### RECORD EXCERPTS

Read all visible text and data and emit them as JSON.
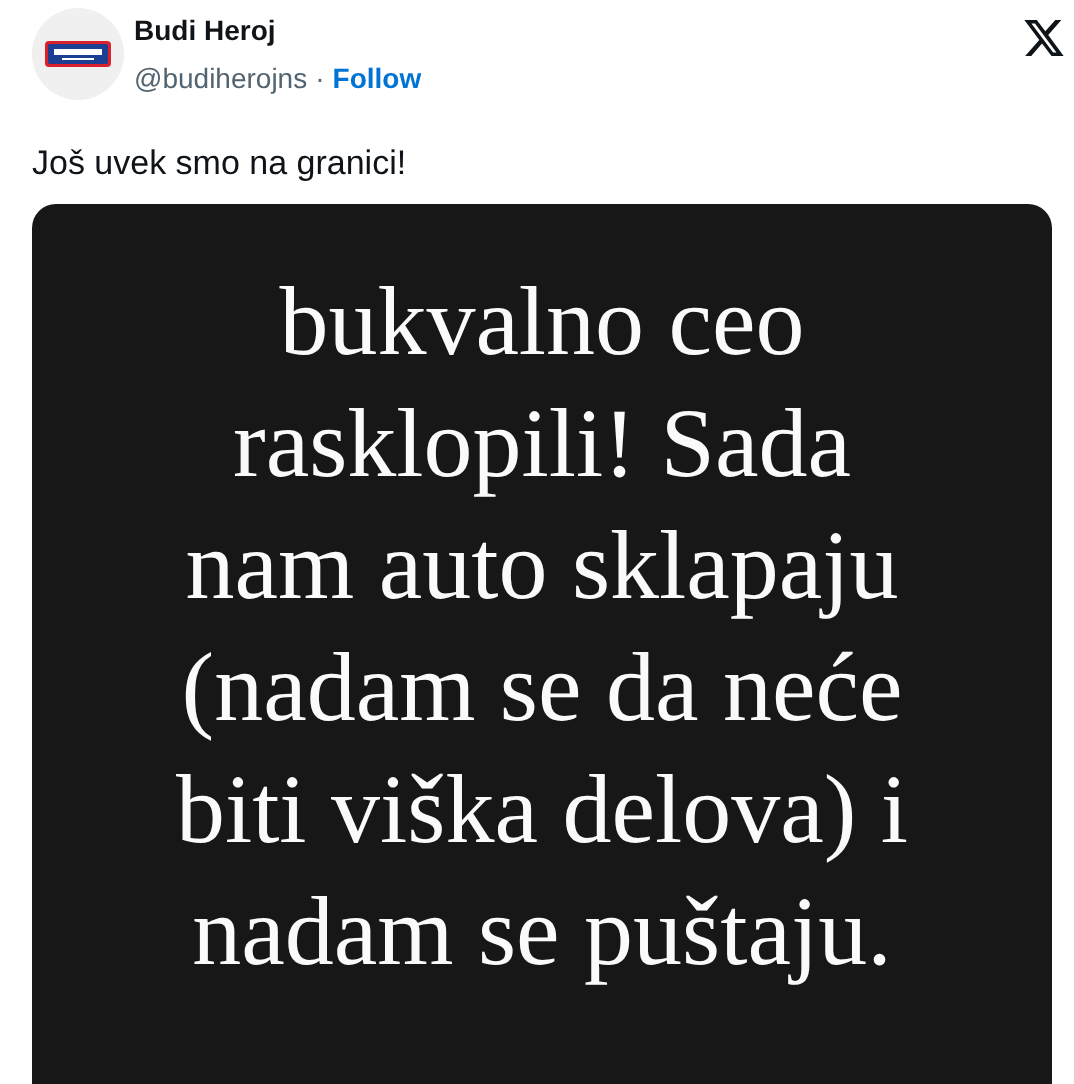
{
  "author": {
    "name": "Budi Heroj",
    "handle": "@budiherojns",
    "separator": "·",
    "follow": "Follow"
  },
  "tweet_text": "Još uvek smo na granici!",
  "media": {
    "lines": [
      "bukvalno ceo",
      "rasklopili! Sada",
      "nam auto sklapaju",
      "(nadam se da neće",
      "biti viška delova) i",
      "nadam se puštaju."
    ]
  }
}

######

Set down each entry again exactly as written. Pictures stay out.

_RESPONSE:_
Read all visible text and data and emit them as JSON.
{
  "author": {
    "name": "Budi Heroj",
    "handle": "@budiherojns",
    "separator": "·",
    "follow": "Follow"
  },
  "tweet_text": "Još uvek smo na granici!",
  "media": {
    "lines": [
      "bukvalno ceo",
      "rasklopili! Sada",
      "nam auto sklapaju",
      "(nadam se da neće",
      "biti viška delova) i",
      "nadam se puštaju."
    ]
  }
}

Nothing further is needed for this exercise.